Will the Last One out of Detroit Please Turn Off the Lights?

GM’s auditors are talking about bankruptcy for the automaker:

General Motors Corp.’s auditors have raised “substantial doubt” about the troubled automaker’s ability to continue operations, and the company said it may have to seek bankruptcy protection if it can’t execute a huge restructuring plan.

The automaker revealed the concerns Thursday in an annual report filed with the U.S. Securities and Exchange Commission.

“The corporation’s recurring losses from operations, stockholders’ deficit, and inability to generate sufficient cash flow to meet its obligations and sustain its operations raise substantial doubt about its ability to continue as a going concern,” auditors for the accounting firm Deloitte & Touche LLP wrote in the report.

Before this news, it was hard to imagine that the consensus view on GM’s viability could get worse — but it just did. With even the company’s auditors now raising the specter of bankruptcy, and with the company hemorrhaging cash, it’s hard to imagine that even Barack Obama and the Democrats in Congress will commit tens of billions to saving the company.

But even as lawmakers begin to face the prospect of taking GM off life support, its unions act as if nothing has changed:

The Canadian Auto Workers union said it will begin ” exploratory” concession discussions with General Motors Corp. (GM) in hopes of reaching an agreement by March 31.

“We have had discussions with Ford, GM and Chrysler over the past couple of weeks, but we committed to the government to work with GM and Chrysler to try and reach an agreement before the end of March,” CAW President Ken Lewenza said Thursday. “We are trying to play our part in being a part of the solution.”

Lewenza said he doubts the discussions will result in the lowering of union wages. He also expects GM to keep its current presence in Canada and hopes that any deal with GM will be the pattern for the other auto makers…

“The worst GM can do is be overzealous,” Lewenza said. “If they get overzealous and look to push wages back, then we could have a problem.”

There could be a problem. I’m sure that will make GM back off — the last thing they want to do is make the union angry, right? Better just to back off, to save money by turning off some of the lights and dropping the temperature in the corporate offices to 68. Then in a few months, after GM has been completely shut down, the unions might consider concessions.

You’ve got to tip your hat to a group so obstinately and blindly willing to kill the golden goose.

Right now it’s hard to justify keeping General Motors alive, and if even this existential crisis is not enough to get the unions to budge, why lift a finger?
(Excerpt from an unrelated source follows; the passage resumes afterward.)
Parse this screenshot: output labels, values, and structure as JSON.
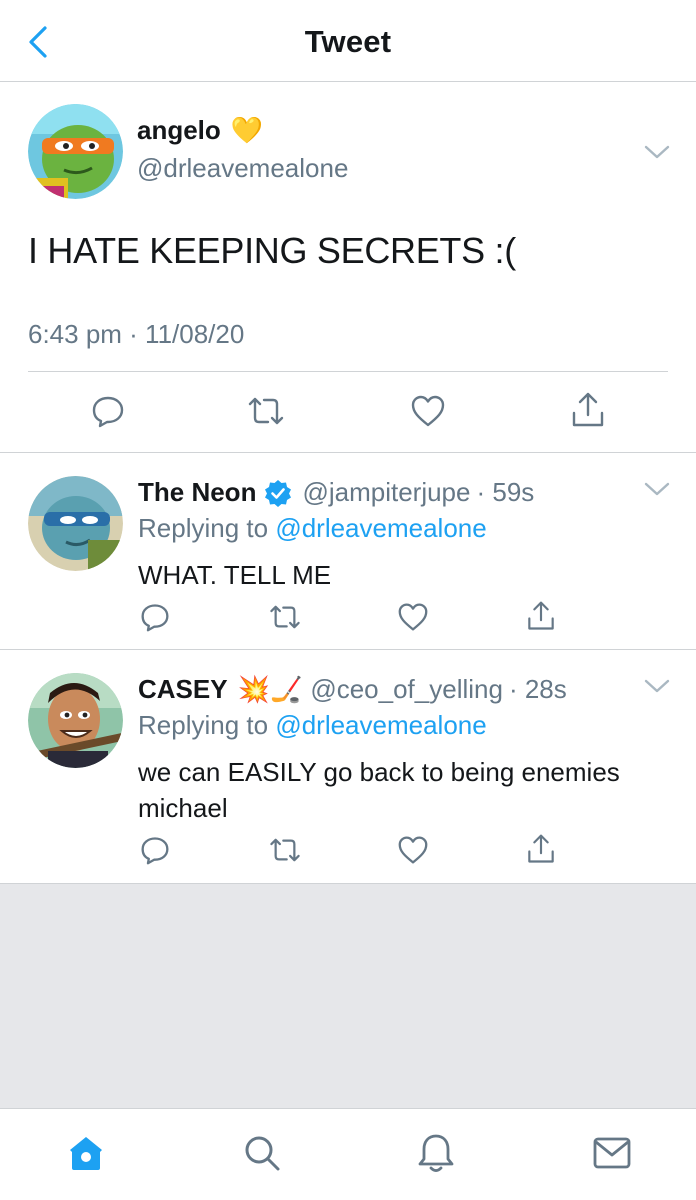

How could GM succeed going forward with such a cavalier attitude on the part of the company’s workers?